    I just really quickly rewrote it. I don't know what else to do with it. I hope that helps. Otherwise, I think the paragraph is great. You could exchange the semicolon for a normal comma with a few tweaks if you want.

  • Cat says:

    I like L.M. Miller's suggestion. I didn't get the fact that the neighbor was the pirate.

  • marysmerrymusings says:

    I agree with the other comments. Like Cat I liked L.M. Miller's suggestion and when I went back and read the original I could see where that revision clarified things. That's the great thing about critiquing, isn't it? I mean, to us it is perfectly clear, we know what the plot is, but the reader can't follow unless we explain what we're thinking well and having others point out where we didn't state things clearly ends up making our work so much stronger. Will just add that I enjoyed reading it, sounds interesting. Good luck, Juliana!

  • Melinda Williams says:

    I agree the pitch could be more specific. If nothing else take out "next door" before "neighbor" so you have two more words to use somewhere more important.

    I suggest getting rid of the semi colon (I've heard they're bad, don't ask me why) and changing it to "Rupert Reginald Robinson clutched a thick book to his chest and rested his forehead against the glass of the backseat car window." And yes change the "a thick book" to something more specific or even "his thick book" maybe.

    Also, this is pretty short. Since you only get one paragraph I'd somehow make it longer, so you get more in front of the editor while you can. 🙂

  • Juliana L. Brandt says:

    Thank you everyone! These comments really really helped 🙂

  • Ishta Mercurio says:

    Hi there,

    I agree that the pitch needs to be clarified – it isn't clear what a pirate has to do with creatures or his neighbor. If the pirate IS his neighbor, you need to say that, for sure. Otherwise, it's a great premise.

    And I agree that your first paragraph lacks "oomph" – especially after that fascinating pitch that combines pirates with mysterious creatures! Naming the book is a great idea – it would tell us a lot about Rupert. Also, how does he react to the smudge on the window? You have room, so show us more of this kid.

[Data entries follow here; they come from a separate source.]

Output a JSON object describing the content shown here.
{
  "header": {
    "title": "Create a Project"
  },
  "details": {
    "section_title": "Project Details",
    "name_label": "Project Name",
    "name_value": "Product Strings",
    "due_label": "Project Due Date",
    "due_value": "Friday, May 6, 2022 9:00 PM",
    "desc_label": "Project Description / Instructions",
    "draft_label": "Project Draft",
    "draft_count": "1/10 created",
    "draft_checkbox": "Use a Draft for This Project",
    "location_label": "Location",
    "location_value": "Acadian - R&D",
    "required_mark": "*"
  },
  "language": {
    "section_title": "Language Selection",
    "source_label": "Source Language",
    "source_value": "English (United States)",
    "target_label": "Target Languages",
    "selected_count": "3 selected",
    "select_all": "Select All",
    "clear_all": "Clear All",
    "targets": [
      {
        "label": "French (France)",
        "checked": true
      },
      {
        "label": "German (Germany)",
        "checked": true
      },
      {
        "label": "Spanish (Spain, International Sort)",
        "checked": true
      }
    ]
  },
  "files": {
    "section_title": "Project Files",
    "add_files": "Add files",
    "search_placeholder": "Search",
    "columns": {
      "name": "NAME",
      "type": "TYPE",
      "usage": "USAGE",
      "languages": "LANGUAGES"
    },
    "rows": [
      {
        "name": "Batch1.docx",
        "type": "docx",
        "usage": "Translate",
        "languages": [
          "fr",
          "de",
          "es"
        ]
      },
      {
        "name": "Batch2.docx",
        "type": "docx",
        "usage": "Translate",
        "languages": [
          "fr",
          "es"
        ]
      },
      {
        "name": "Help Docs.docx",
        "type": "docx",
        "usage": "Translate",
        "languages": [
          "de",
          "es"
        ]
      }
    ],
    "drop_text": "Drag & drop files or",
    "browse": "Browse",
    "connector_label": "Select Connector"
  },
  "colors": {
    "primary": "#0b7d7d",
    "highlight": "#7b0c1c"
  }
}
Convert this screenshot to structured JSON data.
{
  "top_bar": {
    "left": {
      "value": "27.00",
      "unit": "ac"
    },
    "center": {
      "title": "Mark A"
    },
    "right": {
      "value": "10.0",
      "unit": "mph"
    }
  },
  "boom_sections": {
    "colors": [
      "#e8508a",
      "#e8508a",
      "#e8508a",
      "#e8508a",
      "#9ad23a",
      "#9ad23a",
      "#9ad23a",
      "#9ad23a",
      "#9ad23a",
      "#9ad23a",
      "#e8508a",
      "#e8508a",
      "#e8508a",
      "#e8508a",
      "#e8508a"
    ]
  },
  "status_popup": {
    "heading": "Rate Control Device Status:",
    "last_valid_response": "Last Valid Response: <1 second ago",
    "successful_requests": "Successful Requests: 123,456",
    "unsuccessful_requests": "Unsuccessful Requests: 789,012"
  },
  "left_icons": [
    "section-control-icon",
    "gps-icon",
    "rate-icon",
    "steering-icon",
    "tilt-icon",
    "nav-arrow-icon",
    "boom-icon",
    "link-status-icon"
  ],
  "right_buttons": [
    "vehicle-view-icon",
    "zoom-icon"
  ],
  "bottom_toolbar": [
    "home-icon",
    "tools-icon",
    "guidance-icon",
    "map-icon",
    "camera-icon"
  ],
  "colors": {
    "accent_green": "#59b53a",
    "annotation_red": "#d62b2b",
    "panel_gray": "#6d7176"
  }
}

    Good luck!

Leave a Reply

Your email address will not be published. Required fields are marked *